▸ **Activity**: Output all of the data below without changing a word, and exclude the pictures.

•••••

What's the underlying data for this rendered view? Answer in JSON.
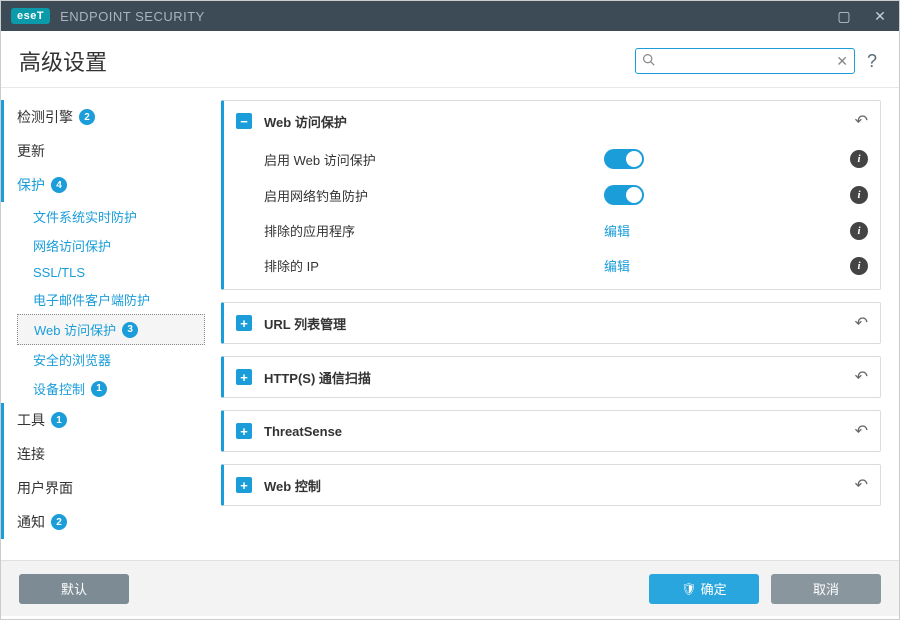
{
  "app": {
    "brand_badge": "eseT",
    "brand_text": "ENDPOINT SECURITY"
  },
  "header": {
    "title": "高级设置",
    "search_placeholder": "",
    "help": "?"
  },
  "sidebar": {
    "detection": {
      "label": "检测引擎",
      "badge": "2"
    },
    "update": {
      "label": "更新"
    },
    "protection": {
      "label": "保护",
      "badge": "4",
      "children": {
        "filesystem": {
          "label": "文件系统实时防护"
        },
        "network": {
          "label": "网络访问保护"
        },
        "ssltls": {
          "label": "SSL/TLS"
        },
        "email": {
          "label": "电子邮件客户端防护"
        },
        "web": {
          "label": "Web 访问保护",
          "badge": "3"
        },
        "browser": {
          "label": "安全的浏览器"
        },
        "device": {
          "label": "设备控制",
          "badge": "1"
        }
      }
    },
    "tools": {
      "label": "工具",
      "badge": "1"
    },
    "connect": {
      "label": "连接"
    },
    "ui": {
      "label": "用户界面"
    },
    "notify": {
      "label": "通知",
      "badge": "2"
    }
  },
  "panels": {
    "web_protect": {
      "title": "Web 访问保护",
      "rows": {
        "enable_web": {
          "label": "启用 Web 访问保护"
        },
        "enable_phish": {
          "label": "启用网络钓鱼防护"
        },
        "excl_apps": {
          "label": "排除的应用程序",
          "action": "编辑"
        },
        "excl_ip": {
          "label": "排除的 IP",
          "action": "编辑"
        }
      }
    },
    "url_list": {
      "title": "URL 列表管理"
    },
    "https_scan": {
      "title": "HTTP(S) 通信扫描"
    },
    "threatsense": {
      "title": "ThreatSense"
    },
    "web_control": {
      "title": "Web 控制"
    }
  },
  "footer": {
    "default": "默认",
    "ok": "确定",
    "cancel": "取消"
  }
}
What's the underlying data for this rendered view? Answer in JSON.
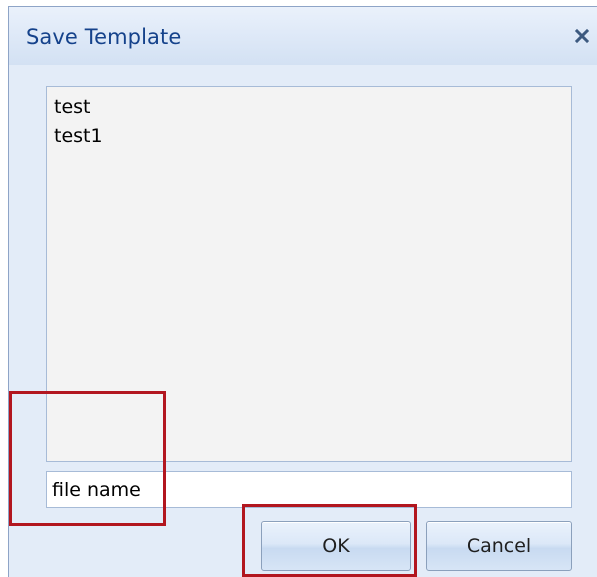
{
  "dialog": {
    "title": "Save Template",
    "close_icon": "close-x-icon"
  },
  "template_list": {
    "items": [
      {
        "label": "test"
      },
      {
        "label": "test1"
      }
    ]
  },
  "filename_field": {
    "value": "file name",
    "placeholder": ""
  },
  "buttons": {
    "ok_label": "OK",
    "cancel_label": "Cancel"
  },
  "colors": {
    "title_text": "#15428b",
    "highlight": "#b2161f",
    "dialog_bg": "#e3ecf8"
  }
}
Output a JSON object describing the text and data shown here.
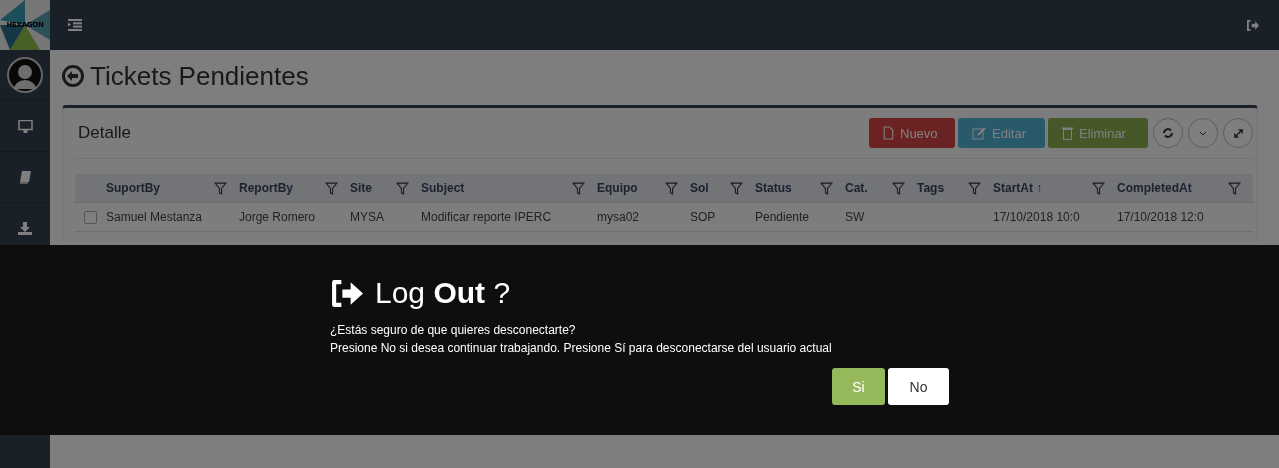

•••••

▸ **Result for this task**:
What's the underlying data for this rendered view? Answer in JSON.
{
  "app": {
    "brand_badge": "eseT",
    "brand_text": "ENDPOINT SECURITY"
  },
  "header": {
    "title": "高级设置",
    "search_placeholder": "",
    "help": "?"
  },
  "sidebar": {
    "detection": {
      "label": "检测引擎",
      "badge": "2"
    },
    "update": {
      "label": "更新"
    },
    "protection": {
      "label": "保护",
      "badge": "4",
      "children": {
        "filesystem": {
          "label": "文件系统实时防护"
        },
        "network": {
          "label": "网络访问保护"
        },
        "ssltls": {
          "label": "SSL/TLS"
        },
        "email": {
          "label": "电子邮件客户端防护"
        },
        "web": {
          "label": "Web 访问保护",
          "badge": "3"
        },
        "browser": {
          "label": "安全的浏览器"
        },
        "device": {
          "label": "设备控制",
          "badge": "1"
        }
      }
    },
    "tools": {
      "label": "工具",
      "badge": "1"
    },
    "connect": {
      "label": "连接"
    },
    "ui": {
      "label": "用户界面"
    },
    "notify": {
      "label": "通知",
      "badge": "2"
    }
  },
  "panels": {
    "web_protect": {
      "title": "Web 访问保护",
      "rows": {
        "enable_web": {
          "label": "启用 Web 访问保护"
        },
        "enable_phish": {
          "label": "启用网络钓鱼防护"
        },
        "excl_apps": {
          "label": "排除的应用程序",
          "action": "编辑"
        },
        "excl_ip": {
          "label": "排除的 IP",
          "action": "编辑"
        }
      }
    },
    "url_list": {
      "title": "URL 列表管理"
    },
    "https_scan": {
      "title": "HTTP(S) 通信扫描"
    },
    "threatsense": {
      "title": "ThreatSense"
    },
    "web_control": {
      "title": "Web 控制"
    }
  },
  "footer": {
    "default": "默认",
    "ok": "确定",
    "cancel": "取消"
  }
}
What's the underlying data for this rendered view? Answer in JSON.
{
  "dialog": {
    "title": "Save Template",
    "close_icon": "close-x-icon"
  },
  "template_list": {
    "items": [
      {
        "label": "test"
      },
      {
        "label": "test1"
      }
    ]
  },
  "filename_field": {
    "value": "file name",
    "placeholder": ""
  },
  "buttons": {
    "ok_label": "OK",
    "cancel_label": "Cancel"
  },
  "colors": {
    "title_text": "#15428b",
    "highlight": "#b2161f",
    "dialog_bg": "#e3ecf8"
  }
}
Output a JSON object describing the text and data shown here.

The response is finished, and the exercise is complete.